Members of community of slave descendants allege neglect

December 9, 2015 GMT

ATLANTA (AP) — Residents and property owners in one of the few remaining Gullah-Geechee communities of slave descendants on the Southeast coast are suing a variety of state and county agencies, accusing them of discrimination and neglect.

The lawsuit alleges landowners on Sapelo Island, along Georgia’s coast about 68 miles south of Savannah, pay high property taxes while receiving few basic services from surrounding McIntosh County or the state of Georgia. They say that’s making it nearly impossible for them to live there and is destroying their community and culture.


Attorney Reed Colfax said he filed the lawsuit Wednesday in federal court in Atlanta.

The Gullah, referred to as Geechee in Georgia, are scattered in island communities over 425 miles of Atlantic coast where they’ve endured after their slave ancestors who worked island plantations were freed by the Civil War. Hogg Hummock on Sapelo, also known as Hog Hammock, is home to fewer than 50 people and is one of the last such communities from North Carolina to Florida.

Scholars say these people long separated from the mainland retained much of their African heritage from a unique dialect to skills and crafts such as cast-net fishing and weaving baskets. But isolation also caused Gullah communities to shrink.

The state claims it owns 97 percent of the island, but its “ownership stake is based on a history of fraudulent land transfers and land theft by white millionaires throughout the twentieth century,” the lawsuit says. And a zoning ordinance designed to protect the Gullah-Geechee community is flouted in favor of mostly white developers who build expensive vacation homes that violate zoning requirements, the lawsuit says.

Reginald Hall, 49, grew up in Ohio but spent countless vacations on his family’s property on Sapelo and said his family roots there go back 224 years.
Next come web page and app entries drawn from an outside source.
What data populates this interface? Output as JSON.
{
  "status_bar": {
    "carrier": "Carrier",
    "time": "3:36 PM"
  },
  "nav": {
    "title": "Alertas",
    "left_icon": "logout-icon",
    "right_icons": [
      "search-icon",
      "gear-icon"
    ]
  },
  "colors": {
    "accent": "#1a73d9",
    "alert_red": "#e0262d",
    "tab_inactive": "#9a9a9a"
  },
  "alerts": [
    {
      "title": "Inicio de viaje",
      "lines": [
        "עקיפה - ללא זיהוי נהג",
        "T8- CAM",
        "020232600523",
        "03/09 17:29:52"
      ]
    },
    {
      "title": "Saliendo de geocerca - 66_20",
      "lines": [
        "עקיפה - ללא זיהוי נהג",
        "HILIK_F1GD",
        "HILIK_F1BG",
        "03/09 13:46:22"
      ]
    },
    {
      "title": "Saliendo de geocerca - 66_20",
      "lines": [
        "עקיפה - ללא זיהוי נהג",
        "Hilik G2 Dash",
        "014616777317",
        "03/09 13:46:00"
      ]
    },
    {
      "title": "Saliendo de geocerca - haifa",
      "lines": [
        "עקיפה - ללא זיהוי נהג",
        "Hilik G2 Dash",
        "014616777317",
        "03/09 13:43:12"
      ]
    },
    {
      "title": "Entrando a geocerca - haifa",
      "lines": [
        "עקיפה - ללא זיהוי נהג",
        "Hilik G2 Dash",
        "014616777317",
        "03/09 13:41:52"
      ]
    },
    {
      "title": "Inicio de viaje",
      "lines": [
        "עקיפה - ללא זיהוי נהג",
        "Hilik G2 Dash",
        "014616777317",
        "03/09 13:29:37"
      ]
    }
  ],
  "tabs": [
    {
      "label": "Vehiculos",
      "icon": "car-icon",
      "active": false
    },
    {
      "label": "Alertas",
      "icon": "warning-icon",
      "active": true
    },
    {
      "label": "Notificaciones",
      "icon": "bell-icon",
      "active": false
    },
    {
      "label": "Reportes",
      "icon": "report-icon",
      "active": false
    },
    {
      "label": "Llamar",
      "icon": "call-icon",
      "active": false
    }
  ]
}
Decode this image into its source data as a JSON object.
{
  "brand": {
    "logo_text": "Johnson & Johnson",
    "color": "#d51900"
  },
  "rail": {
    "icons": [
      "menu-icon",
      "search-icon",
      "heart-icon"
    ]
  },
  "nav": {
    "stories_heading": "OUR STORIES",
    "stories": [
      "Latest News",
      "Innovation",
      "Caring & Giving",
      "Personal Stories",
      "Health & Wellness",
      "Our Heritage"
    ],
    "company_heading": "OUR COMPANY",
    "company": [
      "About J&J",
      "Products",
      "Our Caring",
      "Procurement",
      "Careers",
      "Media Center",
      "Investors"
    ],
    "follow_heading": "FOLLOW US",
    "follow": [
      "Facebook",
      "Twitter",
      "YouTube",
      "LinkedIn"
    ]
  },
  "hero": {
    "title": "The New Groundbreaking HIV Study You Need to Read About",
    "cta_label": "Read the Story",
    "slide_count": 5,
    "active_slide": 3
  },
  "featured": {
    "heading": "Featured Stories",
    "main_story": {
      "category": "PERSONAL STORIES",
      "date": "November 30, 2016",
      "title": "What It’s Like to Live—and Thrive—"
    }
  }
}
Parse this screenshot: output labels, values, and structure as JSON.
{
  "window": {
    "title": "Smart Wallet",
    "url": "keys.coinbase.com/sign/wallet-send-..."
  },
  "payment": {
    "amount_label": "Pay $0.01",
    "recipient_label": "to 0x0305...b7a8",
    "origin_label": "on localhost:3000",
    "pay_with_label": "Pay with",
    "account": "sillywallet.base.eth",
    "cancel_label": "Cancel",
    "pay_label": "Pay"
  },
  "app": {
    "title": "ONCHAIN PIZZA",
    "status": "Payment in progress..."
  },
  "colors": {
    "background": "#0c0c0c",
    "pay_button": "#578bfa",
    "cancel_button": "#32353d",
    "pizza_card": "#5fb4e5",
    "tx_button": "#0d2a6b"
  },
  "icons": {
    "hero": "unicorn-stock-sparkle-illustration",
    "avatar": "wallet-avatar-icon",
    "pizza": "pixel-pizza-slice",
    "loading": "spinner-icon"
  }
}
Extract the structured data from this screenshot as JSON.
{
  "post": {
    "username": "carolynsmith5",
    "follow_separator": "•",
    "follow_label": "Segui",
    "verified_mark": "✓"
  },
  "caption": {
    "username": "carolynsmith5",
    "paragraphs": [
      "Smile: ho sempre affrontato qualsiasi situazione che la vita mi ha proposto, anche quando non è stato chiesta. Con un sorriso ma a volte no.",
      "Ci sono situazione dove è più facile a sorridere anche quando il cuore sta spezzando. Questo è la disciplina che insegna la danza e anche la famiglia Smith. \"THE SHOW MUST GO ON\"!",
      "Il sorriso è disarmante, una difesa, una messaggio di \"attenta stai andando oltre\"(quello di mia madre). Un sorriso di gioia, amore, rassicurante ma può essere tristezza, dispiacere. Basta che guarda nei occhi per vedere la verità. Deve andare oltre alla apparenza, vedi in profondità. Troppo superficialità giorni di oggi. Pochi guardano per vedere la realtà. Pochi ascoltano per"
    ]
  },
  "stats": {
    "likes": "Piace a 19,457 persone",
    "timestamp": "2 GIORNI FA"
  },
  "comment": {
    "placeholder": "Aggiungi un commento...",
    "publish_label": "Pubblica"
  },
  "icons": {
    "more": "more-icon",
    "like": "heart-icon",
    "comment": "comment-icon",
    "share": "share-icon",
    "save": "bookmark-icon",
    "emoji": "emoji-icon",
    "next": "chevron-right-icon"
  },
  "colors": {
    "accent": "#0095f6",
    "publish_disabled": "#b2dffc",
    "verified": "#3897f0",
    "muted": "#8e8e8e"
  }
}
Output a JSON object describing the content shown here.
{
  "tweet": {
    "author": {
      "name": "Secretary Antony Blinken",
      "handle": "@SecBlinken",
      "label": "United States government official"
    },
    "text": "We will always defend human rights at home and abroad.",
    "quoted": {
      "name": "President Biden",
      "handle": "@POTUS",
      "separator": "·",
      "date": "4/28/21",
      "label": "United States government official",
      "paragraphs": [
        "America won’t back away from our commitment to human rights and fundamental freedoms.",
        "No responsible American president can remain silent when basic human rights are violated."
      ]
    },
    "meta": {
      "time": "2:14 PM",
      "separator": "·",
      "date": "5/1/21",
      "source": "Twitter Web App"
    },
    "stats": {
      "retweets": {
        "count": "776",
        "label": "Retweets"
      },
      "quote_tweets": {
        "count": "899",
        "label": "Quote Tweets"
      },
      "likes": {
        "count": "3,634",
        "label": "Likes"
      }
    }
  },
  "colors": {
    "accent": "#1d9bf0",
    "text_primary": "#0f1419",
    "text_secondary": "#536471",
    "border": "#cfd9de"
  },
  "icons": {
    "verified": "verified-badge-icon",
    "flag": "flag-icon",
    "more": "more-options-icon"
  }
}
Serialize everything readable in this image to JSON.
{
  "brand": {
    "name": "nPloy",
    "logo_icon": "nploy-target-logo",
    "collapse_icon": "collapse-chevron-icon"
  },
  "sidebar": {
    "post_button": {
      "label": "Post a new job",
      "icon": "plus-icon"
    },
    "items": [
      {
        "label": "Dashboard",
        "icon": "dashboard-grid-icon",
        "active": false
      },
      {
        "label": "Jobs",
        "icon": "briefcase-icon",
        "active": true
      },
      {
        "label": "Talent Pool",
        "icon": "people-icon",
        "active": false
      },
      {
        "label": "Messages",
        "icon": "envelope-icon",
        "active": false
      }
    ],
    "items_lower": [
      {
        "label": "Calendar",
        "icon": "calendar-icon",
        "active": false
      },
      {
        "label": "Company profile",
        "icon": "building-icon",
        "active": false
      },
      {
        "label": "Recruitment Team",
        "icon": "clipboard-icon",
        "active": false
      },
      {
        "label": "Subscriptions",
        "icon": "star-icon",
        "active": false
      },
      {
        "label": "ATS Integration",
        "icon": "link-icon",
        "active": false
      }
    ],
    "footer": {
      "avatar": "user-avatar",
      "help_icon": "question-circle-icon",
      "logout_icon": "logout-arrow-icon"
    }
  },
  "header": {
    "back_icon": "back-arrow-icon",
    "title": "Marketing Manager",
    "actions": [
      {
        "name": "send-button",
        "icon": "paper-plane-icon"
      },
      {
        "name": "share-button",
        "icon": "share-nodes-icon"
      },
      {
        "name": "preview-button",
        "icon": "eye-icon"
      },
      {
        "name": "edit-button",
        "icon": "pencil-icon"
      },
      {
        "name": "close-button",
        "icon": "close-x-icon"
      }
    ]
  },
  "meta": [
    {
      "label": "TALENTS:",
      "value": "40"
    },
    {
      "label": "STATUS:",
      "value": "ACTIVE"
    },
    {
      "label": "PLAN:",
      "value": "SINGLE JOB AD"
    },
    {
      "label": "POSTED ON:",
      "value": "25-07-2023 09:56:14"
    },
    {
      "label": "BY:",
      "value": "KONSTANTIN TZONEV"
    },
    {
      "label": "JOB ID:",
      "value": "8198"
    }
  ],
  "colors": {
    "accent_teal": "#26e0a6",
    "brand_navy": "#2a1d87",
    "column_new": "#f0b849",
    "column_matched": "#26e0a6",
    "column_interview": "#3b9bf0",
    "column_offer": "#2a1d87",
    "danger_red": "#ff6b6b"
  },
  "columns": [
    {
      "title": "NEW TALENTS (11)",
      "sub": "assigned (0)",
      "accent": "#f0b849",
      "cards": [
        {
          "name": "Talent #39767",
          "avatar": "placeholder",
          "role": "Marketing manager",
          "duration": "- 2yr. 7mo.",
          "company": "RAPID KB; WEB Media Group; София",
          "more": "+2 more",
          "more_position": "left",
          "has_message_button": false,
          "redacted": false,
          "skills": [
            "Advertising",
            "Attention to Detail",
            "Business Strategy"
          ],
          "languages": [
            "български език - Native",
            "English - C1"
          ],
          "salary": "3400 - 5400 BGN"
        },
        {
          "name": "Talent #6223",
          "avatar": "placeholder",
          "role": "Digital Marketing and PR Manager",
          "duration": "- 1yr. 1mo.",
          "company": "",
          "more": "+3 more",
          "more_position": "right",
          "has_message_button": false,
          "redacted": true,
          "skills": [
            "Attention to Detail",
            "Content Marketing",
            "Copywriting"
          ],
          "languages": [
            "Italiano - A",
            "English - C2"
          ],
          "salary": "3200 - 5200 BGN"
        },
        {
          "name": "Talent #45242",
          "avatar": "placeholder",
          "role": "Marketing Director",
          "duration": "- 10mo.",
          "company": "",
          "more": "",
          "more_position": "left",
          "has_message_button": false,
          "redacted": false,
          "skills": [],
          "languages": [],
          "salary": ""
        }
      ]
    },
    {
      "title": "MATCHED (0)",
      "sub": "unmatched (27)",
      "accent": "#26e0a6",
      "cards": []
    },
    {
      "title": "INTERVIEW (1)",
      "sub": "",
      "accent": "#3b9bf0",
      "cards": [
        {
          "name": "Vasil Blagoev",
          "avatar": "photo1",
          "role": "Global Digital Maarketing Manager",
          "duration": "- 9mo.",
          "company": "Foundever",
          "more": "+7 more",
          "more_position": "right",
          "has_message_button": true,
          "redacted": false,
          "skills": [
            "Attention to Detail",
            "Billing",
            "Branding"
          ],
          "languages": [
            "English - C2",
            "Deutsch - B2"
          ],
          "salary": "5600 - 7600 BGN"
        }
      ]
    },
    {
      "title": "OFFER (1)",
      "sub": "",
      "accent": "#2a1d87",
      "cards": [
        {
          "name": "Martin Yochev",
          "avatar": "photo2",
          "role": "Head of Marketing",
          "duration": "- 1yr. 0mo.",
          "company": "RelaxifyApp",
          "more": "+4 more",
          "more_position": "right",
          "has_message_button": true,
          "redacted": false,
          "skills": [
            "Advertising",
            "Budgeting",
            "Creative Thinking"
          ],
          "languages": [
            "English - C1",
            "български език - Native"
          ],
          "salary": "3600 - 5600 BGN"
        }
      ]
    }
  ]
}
Now he’s a leader of an effort to improve conditions for the community.

“We’re looking for those protections to say our survival and sustainability is more important than vacation homes and losing the land by measures we consider illegal,” he said following a news conference outside the federal courthouse in Atlanta.

Among the defendants named in the lawsuit are the state of Georgia, McIntosh County and the Sapelo Island Heritage Authority.


Adam Poppell III, the attorney for McIntosh County, declined to comment on the lawsuit, saying he had not yet seen it. He said county officials had already dealt with an outcry by Sapelo residents over steep property tax increases they saw in 2012 when their properties were reassessed. The county agreed to roll back most of those increases.

“We’re astounded they’re bringing actions, especially after we lowered the values across the board,” Poppell said.

The state attorney general’s office, which represents state agencies, had no comment, spokesman Nicholas Genesi said in an email.

The county doesn’t maintain the roads, run a modern sewer system or provide emergency services on the island despite collecting high taxes, Colfax said. A perfect example, he said, is that an annual garbage fee paid by all county landowners guarantees curbside pickup on the mainland but provides nothing for the Gullah-Geechee.

The state operates the ferry that runs back and forth between the island and the mainland, but it runs on such an infrequent schedule that it makes it tough to live on the island and have a job on the mainland, Colfax said. Combined with the fact that there are few jobs available on the island, it’s virtually impossible for working families to live there, he said.

Sarah Drayton, 87, one of the 57 property owners who brought the lawsuit, has fond memories of visiting her grandparents on the island when she was a child growing up in coastal Brunswick. Now she lives in a mobile home on the land they owned and treasures the rich history.

“When I walk some of those roads, I can see and feel my grandparents because they walked those same roads,” she said in a phone interview. “I would like to be able to pass that down to my children and grandchildren.”


Associated Press writer Russ Bynum in Savannah contributed to this report.